> _WHAT THE EXERCISE ASKS_
Copy all lines below containing "Analyse".

--- RECORDS TO PROCESS ---

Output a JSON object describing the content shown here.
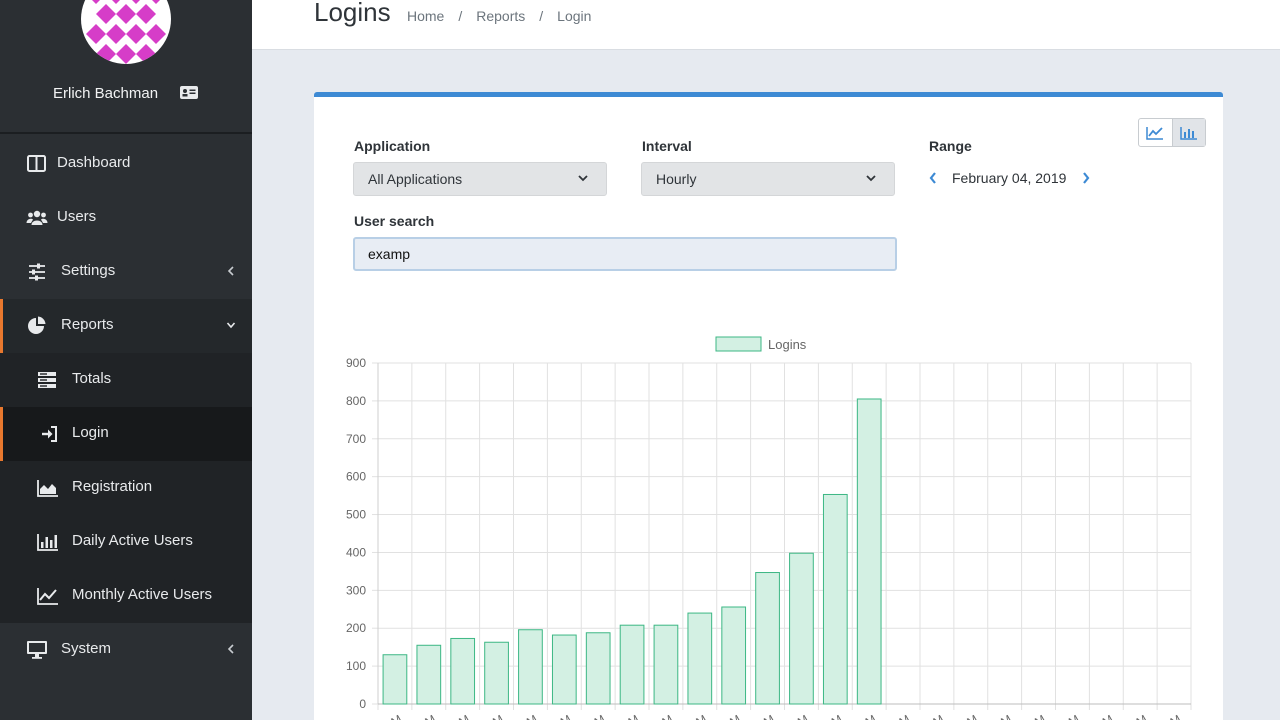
{
  "user": {
    "name": "Erlich Bachman"
  },
  "sidebar": {
    "items": [
      {
        "label": "Dashboard",
        "icon": "columns-icon"
      },
      {
        "label": "Users",
        "icon": "users-icon"
      },
      {
        "label": "Settings",
        "icon": "sliders-icon"
      },
      {
        "label": "Reports",
        "icon": "pie-chart-icon"
      },
      {
        "label": "Totals",
        "icon": "server-icon"
      },
      {
        "label": "Login",
        "icon": "sign-in-icon"
      },
      {
        "label": "Registration",
        "icon": "area-chart-icon"
      },
      {
        "label": "Daily Active Users",
        "icon": "bar-chart-icon"
      },
      {
        "label": "Monthly Active Users",
        "icon": "line-chart-icon"
      },
      {
        "label": "System",
        "icon": "desktop-icon"
      }
    ]
  },
  "header": {
    "title": "Logins",
    "breadcrumbs": [
      "Home",
      "Reports",
      "Login"
    ],
    "separator": "/"
  },
  "filters": {
    "application_label": "Application",
    "application_value": "All Applications",
    "interval_label": "Interval",
    "interval_value": "Hourly",
    "range_label": "Range",
    "range_value": "February 04, 2019",
    "search_label": "User search",
    "search_value": "examp"
  },
  "colors": {
    "accent": "#3d8ad4",
    "active_marker": "#e8782e",
    "bar_fill": "#d3f0e3",
    "bar_stroke": "#3cb784"
  },
  "chart_data": {
    "type": "bar",
    "legend": [
      "Logins"
    ],
    "legend_position": "top",
    "grid": true,
    "ylim": [
      0,
      900
    ],
    "yticks": [
      0,
      100,
      200,
      300,
      400,
      500,
      600,
      700,
      800,
      900
    ],
    "categories": [
      "AM",
      "AM",
      "AM",
      "AM",
      "AM",
      "AM",
      "AM",
      "AM",
      "AM",
      "AM",
      "AM",
      "AM",
      "PM",
      "PM",
      "PM",
      "PM",
      "PM",
      "PM",
      "PM",
      "PM",
      "PM",
      "PM",
      "PM",
      "PM"
    ],
    "series": [
      {
        "name": "Logins",
        "values": [
          130,
          155,
          173,
          163,
          196,
          182,
          188,
          208,
          208,
          240,
          256,
          347,
          398,
          553,
          805,
          0,
          0,
          0,
          0,
          0,
          0,
          0,
          0,
          0
        ]
      }
    ]
  }
}
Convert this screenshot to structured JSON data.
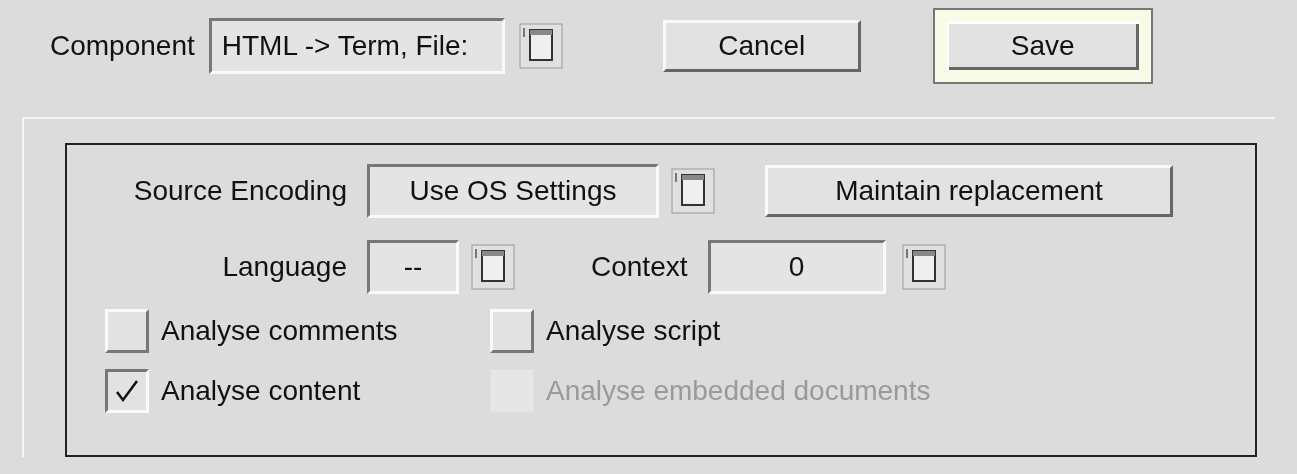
{
  "component": {
    "label": "Component",
    "value": "HTML -> Term, File:"
  },
  "buttons": [
    {
      "label": "Cancel",
      "default": false
    },
    {
      "label": "Save",
      "default": true
    }
  ],
  "encoding": {
    "label": "Source Encoding",
    "value": "Use OS Settings",
    "button": "Maintain replacement"
  },
  "language": {
    "label": "Language",
    "value": "--"
  },
  "context": {
    "label": "Context",
    "value": "0"
  },
  "checkboxes": [
    {
      "label": "Analyse comments",
      "checked": false,
      "disabled": false
    },
    {
      "label": "Analyse script",
      "checked": false,
      "disabled": false
    },
    {
      "label": "Analyse content",
      "checked": true,
      "disabled": false
    },
    {
      "label": "Analyse embedded documents",
      "checked": false,
      "disabled": true
    }
  ]
}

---

> _SOLUTION TO THE EXERCISE_
      "label": "Analyse comments",
      "label": "Analyse script",
      "label": "Analyse content",
      "label": "Analyse embedded documents",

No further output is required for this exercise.